Different States of Hearing
A review of Ramble Tamble / Them Natives / Isidro / Ant’Lrd
Music is transcendental. If this is a statement you don’t believe, then you should have borne witness to the August 5th show at the Forge, featuring Chicago-based act Ant’lrd—Colin Blanton of Birmingham originally—and New Orleans-based Isidro, as they headlined a show that couldn’t have been more aptly wrapped in a neat, thematic bow.
Setting the stage with their very first notes, local act Ramble Tamble, headed by guitarist Turner Williams, embarked the audience on an aural free-form sojourn conducted through the means of a Shahi Baaja—an electrically modified Indian banjo for those who don’t speak Hindi—with a backing of keyboards and drums, the latter manned especially for this particular event by none other than Blanton himself. The steady prog-rock percussion carries the listener through the first experimental jazzesque movement of their set, creating an over-all wavelength of synthesized effects and piercing whines from the Williams’ Shahi Bajaa. While Blanton effortlessly shifts back in forth in speed, never fully bringing the drumbeat to a stop and thus acting as the grounding factor of each section; Williams, on the other hand, transmogrifies his sound into a fuzzy wail à la Jimi Hendrix before making his instrument live up to its namesake by bringing the set to its climax with an eastern warble of strings. The listener is left with the image of some cyberized ceremony heard in passing through the haze of an acid-tinged gale.

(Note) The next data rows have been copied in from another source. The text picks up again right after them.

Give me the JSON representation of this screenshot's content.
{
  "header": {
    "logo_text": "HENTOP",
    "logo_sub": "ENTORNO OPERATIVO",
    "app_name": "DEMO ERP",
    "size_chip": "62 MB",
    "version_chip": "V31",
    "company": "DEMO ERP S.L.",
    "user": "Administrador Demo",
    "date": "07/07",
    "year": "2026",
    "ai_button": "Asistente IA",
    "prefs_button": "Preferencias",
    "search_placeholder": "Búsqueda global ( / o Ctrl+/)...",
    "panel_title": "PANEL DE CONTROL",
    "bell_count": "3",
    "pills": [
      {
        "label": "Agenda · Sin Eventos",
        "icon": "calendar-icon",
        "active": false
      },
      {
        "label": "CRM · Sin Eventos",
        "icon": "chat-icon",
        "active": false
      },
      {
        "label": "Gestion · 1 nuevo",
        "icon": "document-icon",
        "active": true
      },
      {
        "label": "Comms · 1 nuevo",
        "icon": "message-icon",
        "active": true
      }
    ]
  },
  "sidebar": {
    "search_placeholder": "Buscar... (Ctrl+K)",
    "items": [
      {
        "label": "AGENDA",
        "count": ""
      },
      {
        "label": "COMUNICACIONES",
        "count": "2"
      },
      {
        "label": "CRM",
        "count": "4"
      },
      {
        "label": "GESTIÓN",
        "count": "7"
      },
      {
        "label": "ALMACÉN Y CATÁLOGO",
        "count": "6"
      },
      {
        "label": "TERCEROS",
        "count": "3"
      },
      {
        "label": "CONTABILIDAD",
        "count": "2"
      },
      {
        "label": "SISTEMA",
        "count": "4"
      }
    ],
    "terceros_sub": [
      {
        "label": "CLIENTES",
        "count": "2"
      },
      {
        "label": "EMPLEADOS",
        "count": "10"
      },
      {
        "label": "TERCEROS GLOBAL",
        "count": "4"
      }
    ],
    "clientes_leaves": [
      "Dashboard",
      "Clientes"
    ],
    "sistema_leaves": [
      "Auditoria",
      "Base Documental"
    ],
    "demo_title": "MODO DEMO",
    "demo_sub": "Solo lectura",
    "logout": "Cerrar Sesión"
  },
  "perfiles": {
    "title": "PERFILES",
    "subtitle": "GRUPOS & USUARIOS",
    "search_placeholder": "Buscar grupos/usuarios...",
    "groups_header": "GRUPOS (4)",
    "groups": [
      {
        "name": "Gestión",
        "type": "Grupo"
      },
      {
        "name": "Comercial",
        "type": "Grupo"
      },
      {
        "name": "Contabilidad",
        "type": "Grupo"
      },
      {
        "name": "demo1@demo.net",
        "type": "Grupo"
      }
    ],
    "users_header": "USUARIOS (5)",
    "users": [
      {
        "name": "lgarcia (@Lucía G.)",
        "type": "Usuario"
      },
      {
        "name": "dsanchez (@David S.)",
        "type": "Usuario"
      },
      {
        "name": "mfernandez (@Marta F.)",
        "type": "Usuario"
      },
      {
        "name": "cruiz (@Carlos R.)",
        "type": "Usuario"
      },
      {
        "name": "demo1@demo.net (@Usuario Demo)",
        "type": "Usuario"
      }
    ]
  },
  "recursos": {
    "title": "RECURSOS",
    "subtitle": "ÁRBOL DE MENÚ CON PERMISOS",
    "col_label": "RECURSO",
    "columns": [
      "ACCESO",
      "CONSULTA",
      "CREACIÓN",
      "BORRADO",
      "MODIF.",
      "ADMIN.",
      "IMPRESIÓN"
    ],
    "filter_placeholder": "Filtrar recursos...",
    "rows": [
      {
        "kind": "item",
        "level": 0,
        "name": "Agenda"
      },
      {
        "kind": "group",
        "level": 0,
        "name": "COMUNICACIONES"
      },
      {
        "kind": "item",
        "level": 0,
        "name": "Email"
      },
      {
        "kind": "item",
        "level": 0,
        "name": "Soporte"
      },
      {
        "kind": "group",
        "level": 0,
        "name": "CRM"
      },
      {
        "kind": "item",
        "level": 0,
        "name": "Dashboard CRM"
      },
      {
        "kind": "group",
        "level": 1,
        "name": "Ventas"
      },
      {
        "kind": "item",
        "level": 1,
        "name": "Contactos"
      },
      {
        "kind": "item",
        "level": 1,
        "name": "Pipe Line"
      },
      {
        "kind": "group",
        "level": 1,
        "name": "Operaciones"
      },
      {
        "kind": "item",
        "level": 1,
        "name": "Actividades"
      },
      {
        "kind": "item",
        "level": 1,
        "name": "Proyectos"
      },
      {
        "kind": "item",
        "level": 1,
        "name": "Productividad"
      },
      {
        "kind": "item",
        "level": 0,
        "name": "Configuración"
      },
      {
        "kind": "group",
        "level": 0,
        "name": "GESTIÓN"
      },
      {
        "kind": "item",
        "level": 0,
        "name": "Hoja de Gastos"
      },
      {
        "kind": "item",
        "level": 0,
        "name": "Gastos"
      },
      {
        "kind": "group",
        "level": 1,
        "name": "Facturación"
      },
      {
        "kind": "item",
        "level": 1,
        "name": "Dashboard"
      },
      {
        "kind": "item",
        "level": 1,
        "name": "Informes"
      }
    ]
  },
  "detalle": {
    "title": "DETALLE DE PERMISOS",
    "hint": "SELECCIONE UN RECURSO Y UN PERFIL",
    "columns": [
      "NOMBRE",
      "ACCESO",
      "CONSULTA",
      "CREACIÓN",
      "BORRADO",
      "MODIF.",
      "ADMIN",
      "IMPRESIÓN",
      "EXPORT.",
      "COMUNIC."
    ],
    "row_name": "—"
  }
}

Them Natives followed up with their by-a-thread song structures and 1960’s sensibility of the weird. Even though short a regular drummer, this local band played their chilled freak-out tunes, never sweating the loss for a discordant second. Starting off with a straight-ahead off-kilter rock and roll song, the band quickly throws the audience for a loop as they make an ethereal-paced transition into mystical territories by implementing an odds and ends assortment of instruments such as an autoharp, tambourines, maracas, a wooden flute, a nakara, a guiro, and a shruti box. The band weaves a tapestry of unearthly folk-pop songs, each showcasing ghostly sing-a-long harmonies and burial ground grooves. Them Natives seems to be a band concerned with the physical and spiritual procession of life, but don’t let this give you the impression that there is anything solemn about what they do. Them Natives go about their performance not so much as a band at work, but instead more akin to participants in a communal celebration of life, death, and, of course, music.
A ghost in the machine. This is the phrase that comes to mind after experiencing Isidro’s set. Entrenched behind a table strewn with boards and knobs emitting forth a piebald LED glow, Isidro Lanning Robinson harnesses his techno-wizardry to meld an over-all tone of the synthetic versus the organic. His music harkens back to the grit and gnashing teeth of late 1980’s electronic music, replete with motorized whirrs and beeps of industrial machinery. This is not to say that there is anything derivative about Isidro; his songs are uniquely characterized by his vocals, which alternate between low robotic moans to very-much alive echoed howls. It goes like this: Robinson lays down an initial beat on a board that then carries over into a loop throughout the length of each of his songs, lending a driving immediacy in direct opposition to the dissonant effects seeking to overshadow his grooves. It’s the beats that keep Isidro from an easy definition of Industrial music; they are like pulsing organs pressing through a metallic skin, urging the listener to understand that there is something very much alive beneath it all, something that can feel pain.
It’s worth noting the difference of approach here with Ant’lrd, the headliner of the night, than with his predecessor. Blanton’s equipment is minimal, and he keeps it all close to himself, hunkered down above his boards and keyboard on the concrete floor of the Forge. The audience follows suit by huddling together and sitting with their legs crossed in front of him, as if the night has suddenly reached the moment of reflection through meditation. A soft churning of sounds continuously builds through his music. You hear pieces of songs, glimpses of commercials and television programs, snippets of half-heard conversations, all of this accumulating to an experience not unlike synesthesia. Blanton’s music is the sounds of the mind tirelessly working through a lifetime of auditory input, making associations through an ocean of memory that comes together in the synchronicity of a rhythm full of the foreboding reverb of ambience. It’s as if Blanton is beckoning the listener to cast aside notions of time, slip off the vestments of the self, and into the stream of a collective sound that is in and of itself a kind of beauty.
Earlier, this review spoke of sojourns, and if you wonder whether such a term carries any weight in describing the night, then you need only have seen the audience as they stood up to leave following Ant’lrd’s performance. After such a myriad of stylistic excursions, the audience made its way home that night talking of a particular feeling of calmness and ease. The word they were looking for is catharsis.